Integer quantum Hall heterodyne: Electrons in oscillating magnetic fields realize a dissipationless frequency converter (heterodyne) which may be used in future communication devices.
Oxygen electrocatalysis plays a pivotal role in the development of energy storage and conversion devices, such as metal–air batteries, fuel cells, and electrolyzers. Transition metal oxides (including Manganites) are being investigated as cost-effective alternatives to catalysts containing Pt, Ru, or Ir, however progress is hampered by the sluggish kinetics of the oxygen reduction reaction (ORR) and oxygen evolution reaction (OER).
Investigation of model epitaxial oxide thin films shed light on the reaction mechanism and what material properties govern the kinetics. By quantifying the formation of hydroxyls in an aqueous environment using ambient pressure X-ray photoelectron spectroscopy, we identify the electronic structure origin of the affinity for this reaction intermediate in oxygen electrocatalysis. The strength of interaction with hydroxyls correlates inversely with activity for the reduction reaction, illustrating detrimental effects of strong water interactions at the electrocatalyst surface. The understanding obtained from epitaxial surfaces develops molecular insight regarding interactions at oxide/water interfaces and mechanisms of oxygen electrocatalysis, guiding the rational design of high-surface-area oxide catalysts for technical application.
The Deep Underground Neutrino Experiment (DUNE) will be an international observatory for neutrino science, designed, constructed and operated by a global collaboration of scientists. Primary science drivers are the discovery of CP violation in the neutrino sector, the detection of neutrinos from supernovae, and the search for baryon number violation. DUNE will consist of two neutrino detectors placed in the world’s most intense neutrino beam. A near detector will record particle interactions near the source of the beam at Fermilab close to Chicago. A second, much larger, far detector operating with more than 40 kt of liquid-argon will be installed a mile underground in South Dakota. Several mid-size liquid-argon detectors at Fermilab and CERN are being constructed to demonstrate the potential of the cutting-edge liquid-argon technology employed for DUNE. I will introduce the technology and give an overview of the current status, including first ProtoDUNE results, and discuss the future discovery potential of the DUNE programme.
Eclipsing Time Variations (ETVs) are observed in several types of
close binaries, and in some of them their nature is still uncertain.
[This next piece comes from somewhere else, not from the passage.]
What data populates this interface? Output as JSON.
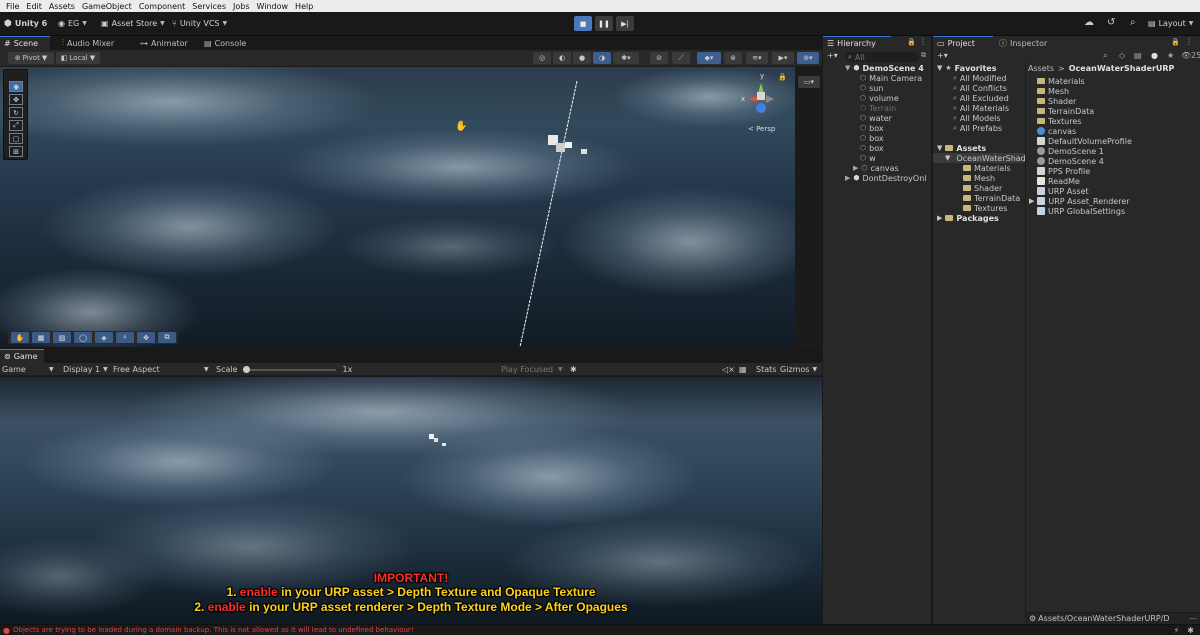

Post-common-envelope binaries (PCEBs) are of particular interest in this context, as ~90% of them present ETVs on their O-C diagram of the eclipsing times. The planetary hypothesis attributes these variations to the presence of a third (and sometimes fourth) companion, but in some cases this solution has unstable orbits over short periods of time and searches for a third companion have failed. Another explanation links the ETVs to changes in the gravitational quadrupole moment of the magnetically active component of the binary during its magnetic cycle, thus changing the gravitational potential.
This is known as the Applegate mechanism. In this talk I will focus on this mechanism and our current efforts to link the ETVs to magnetic activity in PCEBs, particularly on theoretical and computational grounds.